◆ YOUR INSTRUCTIONS
Look through the lines below; wherever the word "Governorate" appears, copy that line.

(INPUT MATERIAL Opens)

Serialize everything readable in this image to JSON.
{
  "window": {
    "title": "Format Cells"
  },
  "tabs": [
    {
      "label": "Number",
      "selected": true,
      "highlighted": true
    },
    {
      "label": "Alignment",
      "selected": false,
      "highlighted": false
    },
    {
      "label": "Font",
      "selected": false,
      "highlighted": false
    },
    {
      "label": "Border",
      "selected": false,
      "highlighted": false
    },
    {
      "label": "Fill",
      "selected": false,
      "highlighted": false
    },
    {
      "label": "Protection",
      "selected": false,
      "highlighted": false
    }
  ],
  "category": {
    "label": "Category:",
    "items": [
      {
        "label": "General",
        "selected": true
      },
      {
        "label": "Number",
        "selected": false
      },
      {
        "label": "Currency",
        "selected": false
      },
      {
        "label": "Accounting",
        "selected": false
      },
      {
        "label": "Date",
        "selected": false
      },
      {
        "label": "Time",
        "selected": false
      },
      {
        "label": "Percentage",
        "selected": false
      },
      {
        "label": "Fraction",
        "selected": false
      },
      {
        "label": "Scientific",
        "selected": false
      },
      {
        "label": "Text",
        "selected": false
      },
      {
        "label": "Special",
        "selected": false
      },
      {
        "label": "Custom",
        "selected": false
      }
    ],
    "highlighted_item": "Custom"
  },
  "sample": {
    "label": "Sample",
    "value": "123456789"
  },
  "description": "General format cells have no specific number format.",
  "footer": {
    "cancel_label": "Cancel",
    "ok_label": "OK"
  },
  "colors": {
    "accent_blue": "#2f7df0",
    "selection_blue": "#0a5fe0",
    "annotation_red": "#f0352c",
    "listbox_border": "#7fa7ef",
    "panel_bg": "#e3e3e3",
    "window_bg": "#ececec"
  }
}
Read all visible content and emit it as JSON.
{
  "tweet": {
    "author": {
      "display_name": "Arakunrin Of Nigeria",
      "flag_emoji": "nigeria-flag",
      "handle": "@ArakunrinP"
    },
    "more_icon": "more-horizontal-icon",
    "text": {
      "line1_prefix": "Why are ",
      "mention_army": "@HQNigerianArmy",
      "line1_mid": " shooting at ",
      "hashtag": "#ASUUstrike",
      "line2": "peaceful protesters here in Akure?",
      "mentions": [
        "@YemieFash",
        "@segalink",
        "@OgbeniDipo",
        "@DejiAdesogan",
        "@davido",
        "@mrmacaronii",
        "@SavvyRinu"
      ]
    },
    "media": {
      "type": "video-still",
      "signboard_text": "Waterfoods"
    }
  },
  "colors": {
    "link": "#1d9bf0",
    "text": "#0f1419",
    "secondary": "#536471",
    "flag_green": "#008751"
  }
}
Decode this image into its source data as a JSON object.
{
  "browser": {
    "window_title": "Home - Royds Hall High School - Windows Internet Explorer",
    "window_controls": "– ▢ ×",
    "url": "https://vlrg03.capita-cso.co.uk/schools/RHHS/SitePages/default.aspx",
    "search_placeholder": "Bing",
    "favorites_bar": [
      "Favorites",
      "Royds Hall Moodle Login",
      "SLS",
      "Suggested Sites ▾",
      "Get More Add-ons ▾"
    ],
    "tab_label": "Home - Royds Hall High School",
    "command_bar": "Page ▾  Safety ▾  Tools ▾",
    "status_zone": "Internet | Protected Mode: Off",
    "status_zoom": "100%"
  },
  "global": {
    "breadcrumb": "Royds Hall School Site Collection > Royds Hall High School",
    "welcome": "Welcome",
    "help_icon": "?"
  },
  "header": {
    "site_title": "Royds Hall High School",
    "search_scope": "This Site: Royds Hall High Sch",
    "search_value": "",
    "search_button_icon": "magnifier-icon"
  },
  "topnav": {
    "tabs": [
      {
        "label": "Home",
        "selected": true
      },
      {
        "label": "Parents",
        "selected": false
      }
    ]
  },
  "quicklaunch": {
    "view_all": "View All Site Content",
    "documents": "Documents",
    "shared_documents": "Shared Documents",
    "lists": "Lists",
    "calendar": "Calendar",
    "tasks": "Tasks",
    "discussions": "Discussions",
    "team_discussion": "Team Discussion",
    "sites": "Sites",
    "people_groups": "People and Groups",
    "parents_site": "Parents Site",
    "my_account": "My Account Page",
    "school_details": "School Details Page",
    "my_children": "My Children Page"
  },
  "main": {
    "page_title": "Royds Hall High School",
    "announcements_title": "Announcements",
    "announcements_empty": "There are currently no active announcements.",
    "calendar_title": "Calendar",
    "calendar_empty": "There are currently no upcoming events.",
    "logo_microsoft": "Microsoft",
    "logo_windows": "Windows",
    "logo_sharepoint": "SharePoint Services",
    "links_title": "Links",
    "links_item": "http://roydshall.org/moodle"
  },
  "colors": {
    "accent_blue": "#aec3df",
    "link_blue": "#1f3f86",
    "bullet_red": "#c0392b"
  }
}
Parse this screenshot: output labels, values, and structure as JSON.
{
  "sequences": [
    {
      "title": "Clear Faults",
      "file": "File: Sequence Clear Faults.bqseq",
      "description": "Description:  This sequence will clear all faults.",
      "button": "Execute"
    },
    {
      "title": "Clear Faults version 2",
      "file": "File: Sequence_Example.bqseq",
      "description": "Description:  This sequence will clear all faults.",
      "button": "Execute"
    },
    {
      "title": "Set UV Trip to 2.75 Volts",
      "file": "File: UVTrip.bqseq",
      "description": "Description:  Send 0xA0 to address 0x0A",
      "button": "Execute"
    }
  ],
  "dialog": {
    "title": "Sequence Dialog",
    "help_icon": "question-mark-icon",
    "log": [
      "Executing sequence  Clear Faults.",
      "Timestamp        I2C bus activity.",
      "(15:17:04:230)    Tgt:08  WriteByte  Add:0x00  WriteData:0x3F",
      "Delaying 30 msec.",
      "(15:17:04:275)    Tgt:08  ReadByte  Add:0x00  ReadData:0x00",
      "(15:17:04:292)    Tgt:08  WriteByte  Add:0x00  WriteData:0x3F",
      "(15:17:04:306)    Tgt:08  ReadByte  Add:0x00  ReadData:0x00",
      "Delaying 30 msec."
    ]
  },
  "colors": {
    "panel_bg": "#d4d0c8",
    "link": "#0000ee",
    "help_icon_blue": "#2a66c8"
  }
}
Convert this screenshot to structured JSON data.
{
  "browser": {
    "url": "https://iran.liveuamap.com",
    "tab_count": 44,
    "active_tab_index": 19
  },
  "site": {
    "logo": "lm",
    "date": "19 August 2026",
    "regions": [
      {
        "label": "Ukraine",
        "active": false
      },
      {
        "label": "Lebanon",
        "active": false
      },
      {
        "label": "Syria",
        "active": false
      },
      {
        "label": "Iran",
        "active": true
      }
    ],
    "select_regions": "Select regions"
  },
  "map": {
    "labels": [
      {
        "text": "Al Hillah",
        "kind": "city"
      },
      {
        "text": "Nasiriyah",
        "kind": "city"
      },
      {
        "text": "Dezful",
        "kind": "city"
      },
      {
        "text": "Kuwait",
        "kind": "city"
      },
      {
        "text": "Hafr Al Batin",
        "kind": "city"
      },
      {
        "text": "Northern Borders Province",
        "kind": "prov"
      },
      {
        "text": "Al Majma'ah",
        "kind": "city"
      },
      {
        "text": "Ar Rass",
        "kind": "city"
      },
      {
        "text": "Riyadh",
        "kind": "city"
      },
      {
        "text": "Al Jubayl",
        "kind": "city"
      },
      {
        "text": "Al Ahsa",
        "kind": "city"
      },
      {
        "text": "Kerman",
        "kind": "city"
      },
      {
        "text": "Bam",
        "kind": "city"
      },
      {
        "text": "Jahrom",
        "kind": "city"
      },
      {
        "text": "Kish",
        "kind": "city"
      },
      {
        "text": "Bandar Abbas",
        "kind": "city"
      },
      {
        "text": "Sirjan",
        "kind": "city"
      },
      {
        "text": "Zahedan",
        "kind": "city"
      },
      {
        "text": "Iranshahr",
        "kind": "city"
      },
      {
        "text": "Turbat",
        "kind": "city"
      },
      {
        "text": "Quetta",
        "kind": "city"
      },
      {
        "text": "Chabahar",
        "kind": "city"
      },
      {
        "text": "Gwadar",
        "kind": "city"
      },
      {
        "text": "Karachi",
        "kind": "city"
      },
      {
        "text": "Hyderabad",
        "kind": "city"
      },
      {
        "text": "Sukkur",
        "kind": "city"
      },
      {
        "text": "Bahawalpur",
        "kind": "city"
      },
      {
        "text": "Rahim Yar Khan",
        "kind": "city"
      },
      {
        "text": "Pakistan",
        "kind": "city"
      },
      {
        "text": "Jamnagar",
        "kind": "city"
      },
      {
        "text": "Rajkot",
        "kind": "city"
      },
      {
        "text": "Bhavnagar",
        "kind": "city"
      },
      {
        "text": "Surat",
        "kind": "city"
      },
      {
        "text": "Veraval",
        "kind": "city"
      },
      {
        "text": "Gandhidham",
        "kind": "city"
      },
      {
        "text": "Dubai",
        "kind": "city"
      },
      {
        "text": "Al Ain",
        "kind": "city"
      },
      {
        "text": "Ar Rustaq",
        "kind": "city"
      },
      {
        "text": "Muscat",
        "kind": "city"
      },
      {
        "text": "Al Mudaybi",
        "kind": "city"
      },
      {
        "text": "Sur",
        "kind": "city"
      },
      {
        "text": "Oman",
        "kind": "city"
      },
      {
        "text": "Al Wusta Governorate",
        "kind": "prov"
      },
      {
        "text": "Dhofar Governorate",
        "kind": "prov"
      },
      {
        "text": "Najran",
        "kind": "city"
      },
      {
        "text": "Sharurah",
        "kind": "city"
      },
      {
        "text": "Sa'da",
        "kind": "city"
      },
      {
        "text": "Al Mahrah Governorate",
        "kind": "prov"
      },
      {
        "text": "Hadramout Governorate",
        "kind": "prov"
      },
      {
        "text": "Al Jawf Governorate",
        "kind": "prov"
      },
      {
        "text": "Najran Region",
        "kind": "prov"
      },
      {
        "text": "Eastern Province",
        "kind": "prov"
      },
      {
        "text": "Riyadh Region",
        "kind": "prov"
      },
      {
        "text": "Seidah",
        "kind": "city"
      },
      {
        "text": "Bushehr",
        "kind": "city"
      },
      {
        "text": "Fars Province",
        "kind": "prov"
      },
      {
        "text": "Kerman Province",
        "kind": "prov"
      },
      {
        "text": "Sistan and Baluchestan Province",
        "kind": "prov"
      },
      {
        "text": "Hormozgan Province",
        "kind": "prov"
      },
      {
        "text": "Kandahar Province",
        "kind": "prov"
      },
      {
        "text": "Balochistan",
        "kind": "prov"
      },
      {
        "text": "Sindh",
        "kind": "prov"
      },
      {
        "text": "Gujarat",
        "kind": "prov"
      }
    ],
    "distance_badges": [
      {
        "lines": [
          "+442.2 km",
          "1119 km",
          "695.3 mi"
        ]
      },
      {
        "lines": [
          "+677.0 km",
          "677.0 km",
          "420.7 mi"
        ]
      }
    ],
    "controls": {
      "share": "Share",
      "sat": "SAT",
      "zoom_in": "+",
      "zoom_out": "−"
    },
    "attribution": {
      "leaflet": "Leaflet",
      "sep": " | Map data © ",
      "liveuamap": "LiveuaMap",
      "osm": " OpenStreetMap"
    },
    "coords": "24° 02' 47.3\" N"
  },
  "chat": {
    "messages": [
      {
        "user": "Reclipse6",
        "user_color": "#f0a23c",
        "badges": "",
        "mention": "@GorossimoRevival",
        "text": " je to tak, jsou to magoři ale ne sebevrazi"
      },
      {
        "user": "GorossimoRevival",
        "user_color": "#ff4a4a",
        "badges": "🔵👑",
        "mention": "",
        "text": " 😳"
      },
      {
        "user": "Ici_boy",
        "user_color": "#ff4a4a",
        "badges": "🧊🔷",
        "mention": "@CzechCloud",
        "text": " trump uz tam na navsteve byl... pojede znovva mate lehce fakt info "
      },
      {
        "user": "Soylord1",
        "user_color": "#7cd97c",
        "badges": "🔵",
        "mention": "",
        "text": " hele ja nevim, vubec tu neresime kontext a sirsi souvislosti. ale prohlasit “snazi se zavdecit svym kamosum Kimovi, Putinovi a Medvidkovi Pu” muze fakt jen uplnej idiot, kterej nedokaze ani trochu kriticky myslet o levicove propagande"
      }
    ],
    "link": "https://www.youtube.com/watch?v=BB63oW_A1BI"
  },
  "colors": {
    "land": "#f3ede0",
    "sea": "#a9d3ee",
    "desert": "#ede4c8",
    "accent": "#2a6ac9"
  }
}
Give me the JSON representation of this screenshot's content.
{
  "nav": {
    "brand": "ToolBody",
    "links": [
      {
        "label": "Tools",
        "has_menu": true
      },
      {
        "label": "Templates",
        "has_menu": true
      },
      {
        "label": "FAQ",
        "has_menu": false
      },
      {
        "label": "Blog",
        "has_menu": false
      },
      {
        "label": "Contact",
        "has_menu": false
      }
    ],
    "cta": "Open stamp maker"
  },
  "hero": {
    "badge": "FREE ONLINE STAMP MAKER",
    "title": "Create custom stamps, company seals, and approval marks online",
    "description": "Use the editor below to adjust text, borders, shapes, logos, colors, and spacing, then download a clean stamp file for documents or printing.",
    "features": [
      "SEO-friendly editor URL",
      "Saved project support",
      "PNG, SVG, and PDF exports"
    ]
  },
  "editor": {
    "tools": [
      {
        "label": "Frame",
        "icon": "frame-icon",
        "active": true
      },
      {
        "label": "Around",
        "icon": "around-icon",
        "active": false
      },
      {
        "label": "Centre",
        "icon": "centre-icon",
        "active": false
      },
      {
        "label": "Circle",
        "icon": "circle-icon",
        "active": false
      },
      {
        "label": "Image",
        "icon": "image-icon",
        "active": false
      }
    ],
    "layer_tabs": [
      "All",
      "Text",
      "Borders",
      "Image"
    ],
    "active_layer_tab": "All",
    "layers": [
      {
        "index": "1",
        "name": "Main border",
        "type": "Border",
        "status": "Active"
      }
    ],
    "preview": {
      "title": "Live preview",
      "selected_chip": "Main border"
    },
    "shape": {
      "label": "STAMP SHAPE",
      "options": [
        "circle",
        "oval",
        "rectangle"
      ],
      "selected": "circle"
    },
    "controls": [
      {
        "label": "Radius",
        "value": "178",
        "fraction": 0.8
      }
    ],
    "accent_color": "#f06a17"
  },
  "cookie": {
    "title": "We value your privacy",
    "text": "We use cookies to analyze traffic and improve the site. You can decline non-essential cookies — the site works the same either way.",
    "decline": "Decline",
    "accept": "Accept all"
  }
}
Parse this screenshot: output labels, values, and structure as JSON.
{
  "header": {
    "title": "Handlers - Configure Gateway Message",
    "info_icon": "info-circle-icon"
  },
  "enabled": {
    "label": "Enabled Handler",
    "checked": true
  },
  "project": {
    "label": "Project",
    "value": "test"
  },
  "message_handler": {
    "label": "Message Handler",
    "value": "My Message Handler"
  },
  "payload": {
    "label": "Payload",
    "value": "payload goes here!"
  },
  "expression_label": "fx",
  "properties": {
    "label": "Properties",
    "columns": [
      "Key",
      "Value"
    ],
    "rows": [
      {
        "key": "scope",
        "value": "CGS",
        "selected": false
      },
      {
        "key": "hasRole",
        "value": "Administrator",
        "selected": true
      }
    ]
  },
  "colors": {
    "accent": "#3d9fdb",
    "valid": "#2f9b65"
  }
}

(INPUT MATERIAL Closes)

◆ RESPONSE BOX
        "text": "Al Wusta Governorate",
        "text": "Dhofar Governorate",
        "text": "Al Mahrah Governorate",
        "text": "Hadramout Governorate",
        "text": "Al Jawf Governorate",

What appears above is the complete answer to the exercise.